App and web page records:
-------------------------

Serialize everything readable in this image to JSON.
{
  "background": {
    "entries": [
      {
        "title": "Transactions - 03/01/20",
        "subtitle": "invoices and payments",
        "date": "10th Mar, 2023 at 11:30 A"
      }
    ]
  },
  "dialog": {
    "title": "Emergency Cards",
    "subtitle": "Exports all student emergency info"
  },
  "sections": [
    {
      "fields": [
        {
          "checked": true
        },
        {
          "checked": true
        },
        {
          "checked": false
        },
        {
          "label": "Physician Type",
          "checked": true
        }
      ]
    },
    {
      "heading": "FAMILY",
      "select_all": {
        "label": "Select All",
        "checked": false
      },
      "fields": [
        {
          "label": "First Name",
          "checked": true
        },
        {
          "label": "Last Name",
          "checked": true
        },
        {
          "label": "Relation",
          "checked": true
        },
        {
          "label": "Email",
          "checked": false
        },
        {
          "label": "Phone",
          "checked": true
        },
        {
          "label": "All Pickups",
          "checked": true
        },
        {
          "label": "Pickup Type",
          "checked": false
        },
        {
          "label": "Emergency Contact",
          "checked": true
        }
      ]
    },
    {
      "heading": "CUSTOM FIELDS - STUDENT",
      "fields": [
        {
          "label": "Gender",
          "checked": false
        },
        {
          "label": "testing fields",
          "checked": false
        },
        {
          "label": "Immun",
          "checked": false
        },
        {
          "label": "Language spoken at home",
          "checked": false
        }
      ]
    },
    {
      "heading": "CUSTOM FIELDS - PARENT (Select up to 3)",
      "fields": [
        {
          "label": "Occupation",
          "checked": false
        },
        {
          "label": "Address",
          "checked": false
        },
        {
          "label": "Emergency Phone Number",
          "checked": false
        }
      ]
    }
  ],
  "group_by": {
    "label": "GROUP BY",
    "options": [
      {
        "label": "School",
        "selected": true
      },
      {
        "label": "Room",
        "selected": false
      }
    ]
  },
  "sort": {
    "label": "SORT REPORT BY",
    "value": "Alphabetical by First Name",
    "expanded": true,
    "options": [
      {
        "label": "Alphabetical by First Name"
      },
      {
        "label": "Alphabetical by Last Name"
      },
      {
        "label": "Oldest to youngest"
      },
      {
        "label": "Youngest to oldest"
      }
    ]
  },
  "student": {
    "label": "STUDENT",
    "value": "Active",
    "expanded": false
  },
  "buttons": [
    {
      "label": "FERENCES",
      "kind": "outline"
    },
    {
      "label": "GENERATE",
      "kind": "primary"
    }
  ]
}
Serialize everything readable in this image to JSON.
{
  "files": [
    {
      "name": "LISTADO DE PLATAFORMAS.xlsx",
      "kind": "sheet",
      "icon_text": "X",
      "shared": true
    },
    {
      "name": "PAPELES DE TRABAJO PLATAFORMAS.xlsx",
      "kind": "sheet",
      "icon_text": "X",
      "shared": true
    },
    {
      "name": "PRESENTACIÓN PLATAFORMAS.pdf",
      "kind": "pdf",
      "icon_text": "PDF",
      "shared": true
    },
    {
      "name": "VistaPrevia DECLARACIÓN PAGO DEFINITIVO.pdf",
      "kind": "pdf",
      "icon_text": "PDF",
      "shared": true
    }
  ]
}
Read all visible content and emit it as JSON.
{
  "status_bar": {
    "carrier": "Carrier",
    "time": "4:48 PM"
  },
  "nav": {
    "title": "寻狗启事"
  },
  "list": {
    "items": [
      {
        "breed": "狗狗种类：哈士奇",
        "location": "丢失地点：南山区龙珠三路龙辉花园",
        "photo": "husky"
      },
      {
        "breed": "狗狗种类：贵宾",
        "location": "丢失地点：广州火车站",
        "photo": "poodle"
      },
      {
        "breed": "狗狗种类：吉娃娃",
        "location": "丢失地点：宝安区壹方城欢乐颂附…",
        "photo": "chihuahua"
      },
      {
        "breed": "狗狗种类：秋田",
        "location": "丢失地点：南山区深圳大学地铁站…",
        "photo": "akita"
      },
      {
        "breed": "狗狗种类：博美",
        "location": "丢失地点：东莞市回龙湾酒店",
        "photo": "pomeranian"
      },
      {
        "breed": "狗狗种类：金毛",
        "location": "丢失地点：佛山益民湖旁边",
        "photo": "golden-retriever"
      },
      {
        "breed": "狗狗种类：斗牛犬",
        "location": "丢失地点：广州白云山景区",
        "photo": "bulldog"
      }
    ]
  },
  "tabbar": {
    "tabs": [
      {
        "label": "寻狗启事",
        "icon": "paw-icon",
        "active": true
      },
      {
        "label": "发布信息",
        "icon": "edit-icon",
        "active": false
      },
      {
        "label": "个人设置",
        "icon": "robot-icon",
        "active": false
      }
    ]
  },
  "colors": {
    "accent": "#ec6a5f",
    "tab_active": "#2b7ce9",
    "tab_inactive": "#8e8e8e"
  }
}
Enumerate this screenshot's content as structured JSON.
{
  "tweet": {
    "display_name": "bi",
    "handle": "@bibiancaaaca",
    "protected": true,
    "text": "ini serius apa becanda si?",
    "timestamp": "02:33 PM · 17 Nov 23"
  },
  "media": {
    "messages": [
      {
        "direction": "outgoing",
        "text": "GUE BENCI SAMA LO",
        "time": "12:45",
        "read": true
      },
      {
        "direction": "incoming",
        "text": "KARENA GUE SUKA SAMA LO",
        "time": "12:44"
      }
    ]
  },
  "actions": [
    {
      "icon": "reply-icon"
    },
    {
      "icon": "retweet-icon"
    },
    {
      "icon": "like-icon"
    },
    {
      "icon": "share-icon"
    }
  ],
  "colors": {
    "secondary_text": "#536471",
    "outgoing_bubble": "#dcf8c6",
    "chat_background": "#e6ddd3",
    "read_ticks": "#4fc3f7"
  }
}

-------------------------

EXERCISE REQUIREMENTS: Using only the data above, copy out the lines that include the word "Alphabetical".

EXERCISE RESPONSE:
    "value": "Alphabetical by First Name",
        "label": "Alphabetical by First Name"
        "label": "Alphabetical by Last Name"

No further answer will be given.